= Problem description =
Write out every entry below word for word, leaving nothing out.

(Stored records)
== Segment start ==

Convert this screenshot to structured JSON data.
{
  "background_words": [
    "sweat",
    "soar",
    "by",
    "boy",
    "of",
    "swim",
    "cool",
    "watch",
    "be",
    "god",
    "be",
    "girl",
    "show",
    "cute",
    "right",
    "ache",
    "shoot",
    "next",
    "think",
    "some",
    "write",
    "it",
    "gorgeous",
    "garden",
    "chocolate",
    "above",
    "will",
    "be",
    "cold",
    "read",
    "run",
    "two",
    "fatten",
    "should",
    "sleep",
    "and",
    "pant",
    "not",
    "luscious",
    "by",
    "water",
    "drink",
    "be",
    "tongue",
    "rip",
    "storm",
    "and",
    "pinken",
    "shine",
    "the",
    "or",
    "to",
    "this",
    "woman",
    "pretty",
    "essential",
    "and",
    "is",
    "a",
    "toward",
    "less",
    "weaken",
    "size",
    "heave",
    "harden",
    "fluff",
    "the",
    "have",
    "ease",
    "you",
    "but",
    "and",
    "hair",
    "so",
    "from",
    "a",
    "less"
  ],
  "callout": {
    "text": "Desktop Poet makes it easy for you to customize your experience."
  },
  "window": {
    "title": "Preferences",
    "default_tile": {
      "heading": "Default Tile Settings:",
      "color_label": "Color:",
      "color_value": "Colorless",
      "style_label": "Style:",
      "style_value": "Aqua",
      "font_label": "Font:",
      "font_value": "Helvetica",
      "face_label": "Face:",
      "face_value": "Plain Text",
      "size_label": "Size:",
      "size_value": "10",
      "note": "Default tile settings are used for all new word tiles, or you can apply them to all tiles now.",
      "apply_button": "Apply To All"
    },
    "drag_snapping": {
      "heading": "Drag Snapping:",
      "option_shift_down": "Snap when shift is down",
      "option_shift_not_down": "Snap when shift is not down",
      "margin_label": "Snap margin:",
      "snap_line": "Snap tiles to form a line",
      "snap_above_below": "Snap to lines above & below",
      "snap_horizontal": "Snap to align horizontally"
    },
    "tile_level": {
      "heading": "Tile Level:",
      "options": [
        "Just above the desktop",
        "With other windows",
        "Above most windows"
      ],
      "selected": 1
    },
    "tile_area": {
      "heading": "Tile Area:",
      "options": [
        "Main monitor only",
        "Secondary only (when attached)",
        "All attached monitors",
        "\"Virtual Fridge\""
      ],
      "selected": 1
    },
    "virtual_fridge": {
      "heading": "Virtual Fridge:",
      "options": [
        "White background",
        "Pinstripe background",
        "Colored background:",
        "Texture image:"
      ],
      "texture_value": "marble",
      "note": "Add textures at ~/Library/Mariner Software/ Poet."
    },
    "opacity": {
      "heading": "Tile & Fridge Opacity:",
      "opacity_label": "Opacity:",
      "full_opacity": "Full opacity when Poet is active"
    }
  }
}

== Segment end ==

= Written response =
Convert this screenshot to structured JSON data.
{
  "background_words": [
    "sweat",
    "soar",
    "by",
    "boy",
    "of",
    "swim",
    "cool",
    "watch",
    "be",
    "god",
    "be",
    "girl",
    "show",
    "cute",
    "right",
    "ache",
    "shoot",
    "next",
    "think",
    "some",
    "write",
    "it",
    "gorgeous",
    "garden",
    "chocolate",
    "above",
    "will",
    "be",
    "cold",
    "read",
    "run",
    "two",
    "fatten",
    "should",
    "sleep",
    "and",
    "pant",
    "not",
    "luscious",
    "by",
    "water",
    "drink",
    "be",
    "tongue",
    "rip",
    "storm",
    "and",
    "pinken",
    "shine",
    "the",
    "or",
    "to",
    "this",
    "woman",
    "pretty",
    "essential",
    "and",
    "is",
    "a",
    "toward",
    "less",
    "weaken",
    "size",
    "heave",
    "harden",
    "fluff",
    "the",
    "have",
    "ease",
    "you",
    "but",
    "and",
    "hair",
    "so",
    "from",
    "a",
    "less"
  ],
  "callout": {
    "text": "Desktop Poet makes it easy for you to customize your experience."
  },
  "window": {
    "title": "Preferences",
    "default_tile": {
      "heading": "Default Tile Settings:",
      "color_label": "Color:",
      "color_value": "Colorless",
      "style_label": "Style:",
      "style_value": "Aqua",
      "font_label": "Font:",
      "font_value": "Helvetica",
      "face_label": "Face:",
      "face_value": "Plain Text",
      "size_label": "Size:",
      "size_value": "10",
      "note": "Default tile settings are used for all new word tiles, or you can apply them to all tiles now.",
      "apply_button": "Apply To All"
    },
    "drag_snapping": {
      "heading": "Drag Snapping:",
      "option_shift_down": "Snap when shift is down",
      "option_shift_not_down": "Snap when shift is not down",
      "margin_label": "Snap margin:",
      "snap_line": "Snap tiles to form a line",
      "snap_above_below": "Snap to lines above & below",
      "snap_horizontal": "Snap to align horizontally"
    },
    "tile_level": {
      "heading": "Tile Level:",
      "options": [
        "Just above the desktop",
        "With other windows",
        "Above most windows"
      ],
      "selected": 1
    },
    "tile_area": {
      "heading": "Tile Area:",
      "options": [
        "Main monitor only",
        "Secondary only (when attached)",
        "All attached monitors",
        "\"Virtual Fridge\""
      ],
      "selected": 1
    },
    "virtual_fridge": {
      "heading": "Virtual Fridge:",
      "options": [
        "White background",
        "Pinstripe background",
        "Colored background:",
        "Texture image:"
      ],
      "texture_value": "marble",
      "note": "Add textures at ~/Library/Mariner Software/ Poet."
    },
    "opacity": {
      "heading": "Tile & Fridge Opacity:",
      "opacity_label": "Opacity:",
      "full_opacity": "Full opacity when Poet is active"
    }
  }
}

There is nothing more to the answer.